Probably my least favorite feeling comes from knowing I’ve let people down. This is even worse when I did so out of hubris.
It’s still 100% worth it to fully accept you were wrong. Every breach in the Dam of Certainty loosens up all other ideas that have hardened, often invisibly.
“What else could I be totally wrong about?”
Decisive action and humble hesitation feels like a tricky balancing act. One might logically conclude that cultivating humility and openness to being wrong would compromise decisiveness.
The reality appears to be the opposite.
I find that the more aware I am that I might be wrong, the quicker and more confidently I can make decisions.
Even the most arrogant person can’t help but smell the dust of vague risk. Even when their eyes are fully closed.
Though I barely edit film now (hope to get back to it in a little bit), it was my primary job for a decade.
While editing does require physical and mental endurance (and patience), the muscle it really strengthens is a kind of emotional endurance.
Film, in my opinion, is the least-mediated medium. Relative to other artforms, film plugs directly into the human emotion port. It’s instantaneous and interpretation is automatic.
The experience of editing film is the experience of playing back emotions over and over again, and the trick is being open so that you can stay freshly attuned to how your analog amygdala is reacting.
This is, not harder, but different than it would seem.
Just as your eyes adjust and recalibrate to the world through color-tinted sunglasses or ski goggles in mere seconds, your emotional response will adapt to a visual story, especially when the emotions are overwhelming in some way (probably what you’re going for).
As in real life, the best way to increase emotional capacity is counterintuitive: The strategy is to fully feel the emotions, not to suppress them.
Emotional fatigue results from suppressing emotions, not from feeling them.
So when you’re editing a moment on film that’s choking you up, or making you feel scared or excited or proud, the absolute best way to keep yourself in it, calibrated, improving, is to fully feel it.

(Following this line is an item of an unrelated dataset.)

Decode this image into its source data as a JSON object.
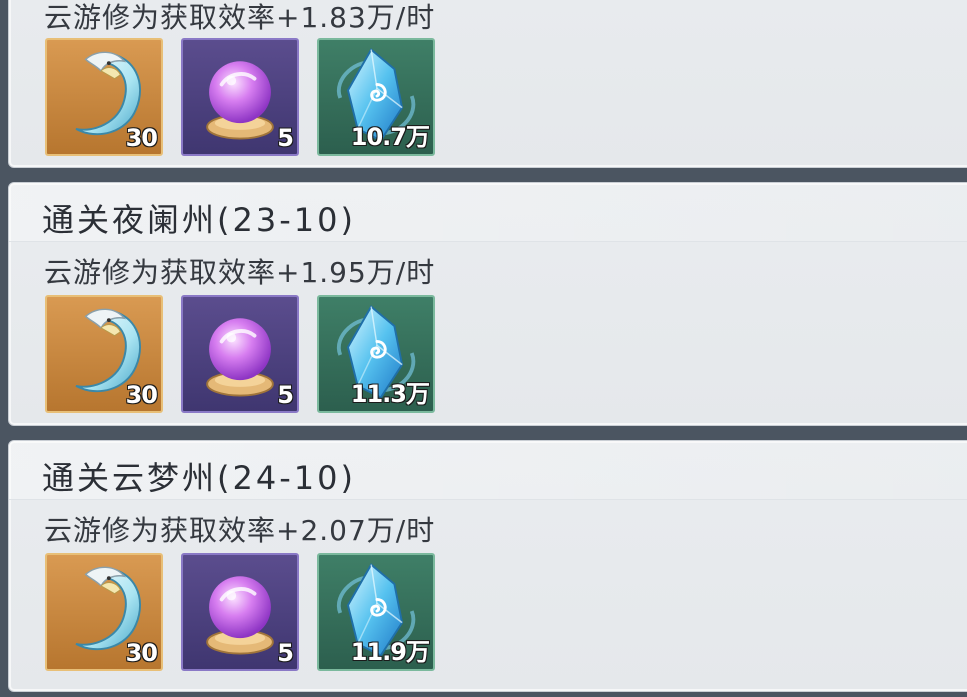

You may feel foolish crying over and over again when you play a moment 100 times, but that’s the job.
And it’s a beautiful job.